Braces are often the go-to orthodontic treatment for those who wish to have their teeth straightened. But with so many different kinds of braces to choose from, it can be difficult to know which is best for you.
Many people don’t like the look of traditional braces, which have earned the nickname ‘train tracks’ thanks to their bulky, metallic appearance. For those people, lingual braces may be an attractive option, as they sit behind the teeth and aren’t visible to others.
Lingual braces are made up of the same components as traditional braces. The only difference is that they are fixed to the back of your teeth, so that they aren’t visible when you smile or eat. Just like conventional braces, they consist of metal brackets and wires, which place gentle pressure on the teeth over time until they are aligned. Lingual braces require manual tightening every few weeks to keep the teeth moving towards their best position.
There are two kinds of lingual braces:
These focus on the front six to eight teeth (the ‘social six’). They are ideal for small gaps in the front teeth.
These are suitable for crowded, gapped, or crooked teeth, and are designed to align the whole row of teeth.
Lingual braces are able to treat most common forms of malocclusion, including:
However, their suitability for treating such issues will depend entirely on the patient’s case. The only way to find out if you are a good candidate for lingual braces is to speak to a registered dentist or orthodontist.
Lingual braces can cost anywhere between 17,000kr to 90,000kr+. The cost of lingual braces will depend on several factors, including the complexity of your case and which teeth are being moved. For example, a ‘social’ lingual brace may be cheaper than a standard lingual brace, as fewer teeth are being moved.
Most orthodontists will be able to provide you with financing options, so that you can spread the cost of your treatment over time. You may also wish to combine different orthodontic treatments to reduce the cost, such as wearing lingual braces on your top teeth and traditional braces on the bottom.
As lingual braces prevent you from touching the back of your teeth when you talk, this will affect your speech in the short term. You may experience a lisp for a short while, but your tongue will eventually become accustomed and your speech should return to normal.

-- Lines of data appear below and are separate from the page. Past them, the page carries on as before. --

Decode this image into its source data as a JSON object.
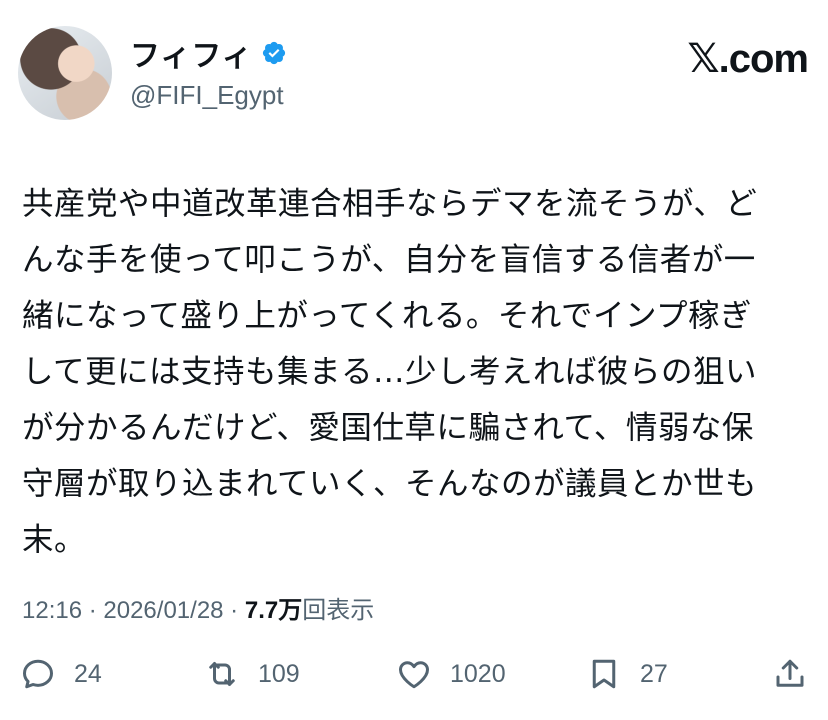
{
  "author": {
    "display_name": "フィフィ",
    "handle": "@FIFI_Egypt",
    "verified_icon": "verified-badge-icon",
    "badge_color": "#1d9bf0"
  },
  "brand": {
    "x_mark": "𝕏",
    "domain": ".com"
  },
  "tweet": {
    "line1": "共産党や中道改革連合相手ならデマを流そうが、ど",
    "line2": "んな手を使って叩こうが、自分を盲信する信者が一",
    "line3": "緒になって盛り上がってくれる。それでインプ稼ぎ",
    "line4": "して更には支持も集まる…少し考えれば彼らの狙い",
    "line5": "が分かるんだけど、愛国仕草に騙されて、情弱な保",
    "line6": "守層が取り込まれていく、そんなのが議員とか世も",
    "line7": "末。"
  },
  "meta": {
    "time": "12:16",
    "separator1": " · ",
    "date": "2026/01/28",
    "separator2": " · ",
    "views_count": "7.7万",
    "views_label": "回表示"
  },
  "actions": {
    "replies": "24",
    "reposts": "109",
    "likes": "1020",
    "bookmarks": "27"
  }
}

Lingual braces may cause the wearer discomfort when the braces are put on or adjusted. As with all kinds of braces with brackets, the small parts can cause pain if they come into contact with the soft tissues of the mouth. This means that the tongue is the most common site of pain with lingual braces, due to the location of the brackets.
These days, there are many different kinds of braces to choose from including clear aligners, self-litigating braces, and traditional braces. Each of these different kinds comes with its own pros and cons, and so it is always best to speak to a clinician before making your decision.
Lingual braces may be a good option for you if you want to straighten your teeth without affecting the visibility of your smile. However, lingual braces may not be the best form of orthodontic treatment for your case, so it is always best to consult a dentist or orthodontist first. During your appointment, the clinician will be able to advise you on the most appropriate orthodontic treatment, and give you an estimated cost.